After a long day at the office or running around on your feet, sometimes the last thing you want to do is slog it out at the gym for an hour. This is not an excuse to skip on your workout, however! Stop thinking big and start thinking small. A half hour workout is more than enough time to work up a sweat and burn calories, and is relatively easy to motivate yourself to do.
“I would recommend simple body weight ‘tabata’ style circuits,” says Andrew. “For tabata, you will do an activity, such as rowing, running or cycling at a high speed for 20 seconds, and then a lower speed for 10 seconds and repeat for at least 8 sets if not more.
“This style of training is great as it incorporates the entire body including upper body, core and legs in every session. You’ll be able to enjoy a quick high intensity workout that’ll give you the ‘pick me up’ that you need for the day!”
If you just can’t seem to drag yourself out of bed in the morning, despite setting four alarms (all of which you’ve clearly snoozed), Andrew says it is okay to have a sleep-in, but advises that you revise your reason for being exhausted. And no, the bed being too warm and cosy doesn’t count! “If you’re waking up exhausted, then either you’re over training, sleeping too little or possibly lacking in your nutrition,” he insists.
“I would suggest sleeping and making sure that you’re well rested for your next session. If you continue to push through those signs of exhaustion you can potentially begin to show signs of chronic fatigue. Too much stress on your adrenal glands could have you sidelined for years!”
Find a spare 10 minutes
Surprisingly, you can achieve a lot in ten minutes, and it’s not a difficult amount of time to free up in your day. So if you really are too busy or too lazy to get in a half hour workout, make a commitment to move for ten minutes and give it all you’ve got. Just think: It’s ten minutes!
“If you are doing a very short session, I would suggest keeping your heart rate high the entire time by incorporating multi-joint movements such as burpees, squats, moving lunges, bear crawls and star jumps,” insists Andrew. “Look at doing an AMRAP session (As Many Rounds As Possible) in ten minutes.”
Here is one of Andrew’s suggested AMRAP workouts:
- 5 burpees
- 10 mountain climbers
- 10m bear crawls forward/reverse
- 10 lunges
- 5 jump squats
Commit, but don’t over commit
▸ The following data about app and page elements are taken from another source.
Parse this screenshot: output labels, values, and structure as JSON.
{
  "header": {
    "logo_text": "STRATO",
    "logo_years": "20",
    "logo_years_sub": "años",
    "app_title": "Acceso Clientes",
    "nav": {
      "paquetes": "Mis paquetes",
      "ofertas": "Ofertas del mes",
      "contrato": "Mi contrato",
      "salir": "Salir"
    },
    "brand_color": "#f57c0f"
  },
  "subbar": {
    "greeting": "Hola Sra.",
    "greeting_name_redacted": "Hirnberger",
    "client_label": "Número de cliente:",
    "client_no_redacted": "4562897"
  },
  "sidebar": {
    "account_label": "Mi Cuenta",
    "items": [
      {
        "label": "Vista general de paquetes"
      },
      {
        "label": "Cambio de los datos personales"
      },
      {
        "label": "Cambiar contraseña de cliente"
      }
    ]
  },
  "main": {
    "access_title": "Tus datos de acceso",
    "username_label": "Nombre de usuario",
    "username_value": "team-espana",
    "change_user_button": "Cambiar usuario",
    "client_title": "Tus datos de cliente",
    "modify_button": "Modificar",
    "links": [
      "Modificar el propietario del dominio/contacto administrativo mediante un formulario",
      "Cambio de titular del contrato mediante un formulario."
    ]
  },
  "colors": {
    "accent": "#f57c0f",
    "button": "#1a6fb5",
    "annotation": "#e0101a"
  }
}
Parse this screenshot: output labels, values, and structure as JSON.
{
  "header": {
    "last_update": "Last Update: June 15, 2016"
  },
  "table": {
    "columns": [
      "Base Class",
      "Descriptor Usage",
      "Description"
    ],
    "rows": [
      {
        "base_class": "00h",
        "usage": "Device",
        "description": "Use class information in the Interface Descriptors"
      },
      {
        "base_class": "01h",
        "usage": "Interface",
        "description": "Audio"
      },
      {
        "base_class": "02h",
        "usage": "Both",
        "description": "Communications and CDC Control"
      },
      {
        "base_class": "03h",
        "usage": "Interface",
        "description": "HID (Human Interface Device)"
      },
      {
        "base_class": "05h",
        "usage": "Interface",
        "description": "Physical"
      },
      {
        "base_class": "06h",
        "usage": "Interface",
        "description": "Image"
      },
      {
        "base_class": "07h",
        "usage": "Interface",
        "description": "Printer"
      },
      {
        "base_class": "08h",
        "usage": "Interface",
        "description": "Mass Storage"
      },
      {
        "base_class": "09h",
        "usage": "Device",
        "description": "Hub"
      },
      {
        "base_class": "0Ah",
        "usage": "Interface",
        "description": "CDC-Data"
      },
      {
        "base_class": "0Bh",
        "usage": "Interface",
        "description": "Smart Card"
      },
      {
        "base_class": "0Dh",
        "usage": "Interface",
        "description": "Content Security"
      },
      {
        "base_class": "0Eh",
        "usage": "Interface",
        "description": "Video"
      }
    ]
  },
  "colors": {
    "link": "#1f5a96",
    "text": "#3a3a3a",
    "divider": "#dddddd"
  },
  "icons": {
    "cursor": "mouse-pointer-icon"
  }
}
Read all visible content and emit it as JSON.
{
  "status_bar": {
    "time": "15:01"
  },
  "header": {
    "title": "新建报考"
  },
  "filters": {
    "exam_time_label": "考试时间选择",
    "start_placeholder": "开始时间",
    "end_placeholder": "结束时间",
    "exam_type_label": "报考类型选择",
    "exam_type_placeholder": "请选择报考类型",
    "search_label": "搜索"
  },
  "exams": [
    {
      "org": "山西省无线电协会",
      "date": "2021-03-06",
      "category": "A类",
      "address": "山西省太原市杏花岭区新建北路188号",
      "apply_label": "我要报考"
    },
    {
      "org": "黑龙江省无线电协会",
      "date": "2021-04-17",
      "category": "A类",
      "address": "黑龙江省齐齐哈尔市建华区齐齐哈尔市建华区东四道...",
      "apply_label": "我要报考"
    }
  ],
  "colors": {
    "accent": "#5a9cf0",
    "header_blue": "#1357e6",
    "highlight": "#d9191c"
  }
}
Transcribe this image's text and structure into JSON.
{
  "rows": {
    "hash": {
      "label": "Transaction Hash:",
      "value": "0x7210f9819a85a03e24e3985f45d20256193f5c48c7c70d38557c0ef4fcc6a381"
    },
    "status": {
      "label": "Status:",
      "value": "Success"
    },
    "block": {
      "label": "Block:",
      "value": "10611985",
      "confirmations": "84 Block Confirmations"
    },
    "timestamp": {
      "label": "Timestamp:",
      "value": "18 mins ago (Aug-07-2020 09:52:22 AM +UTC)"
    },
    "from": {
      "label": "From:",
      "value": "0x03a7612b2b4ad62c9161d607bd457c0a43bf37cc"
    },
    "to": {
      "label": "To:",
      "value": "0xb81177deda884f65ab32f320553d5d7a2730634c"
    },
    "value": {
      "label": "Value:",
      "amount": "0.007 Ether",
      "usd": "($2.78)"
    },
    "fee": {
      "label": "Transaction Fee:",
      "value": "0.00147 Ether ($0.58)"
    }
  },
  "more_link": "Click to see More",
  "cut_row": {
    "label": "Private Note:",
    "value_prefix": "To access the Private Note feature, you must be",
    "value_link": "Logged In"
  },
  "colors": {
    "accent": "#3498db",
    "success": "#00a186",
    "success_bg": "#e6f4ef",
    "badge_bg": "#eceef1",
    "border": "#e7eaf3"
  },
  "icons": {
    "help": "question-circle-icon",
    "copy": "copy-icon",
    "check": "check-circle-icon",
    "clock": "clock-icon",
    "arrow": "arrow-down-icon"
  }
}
For some, working out 5-6 times a week is unrealistic. It’s certainly something you can work up to, but the goal here is consistency. To start out, Andrew recommends doing three hard sessions per week and two active recovery sessions, such as walking, yoga or stretching. Once you’ve become accustom to this routine, “bump it up to 4/5 hard sessions, 2/3 active recovery and at least one day completely rested.” Regardless, Andrew recommends moving at least four times a week to see results.
Keep it fun
Time and time again we’re advised to participate in forms of exercise that we enjoy, and for Andrew, this is partly how he keeps in shape. “I make sure that I am doing what I love. Exercising should not be a chore.”
He explains: “I like to train in many different codes of fitness as I love to try new things. It keeps me entertained and it allows me to learn new techniques and have new ideas that I can then incorporate into my own workouts.”
Not sure where to start? The sports ambassador insists there are many creative and fun ways to keep active, including joining an individual or team sport, pursuing hobbies, gym, boot camps, surfing or rowing. “You should be able to find something that you enjoy doing.”
Shift your focus
Ever heard of the saying “what you resist, persists?” If you continue to focus on the number on the scale or the centimetres around your waistline, the desired results are likely to evade you. Instead, try a more positive approach, such as Andrews: “What I like is to set performance goals rather than goals that are based on weight or measurements.
“I feel that if you become a stronger, faster, fitter version of yourself then you should start not only looking and feeling better, but also being stronger and healthier too. I really like to have events to look forward too as well as it encourages me to stay disciplined and on track.”
Feature Image via Shutterstock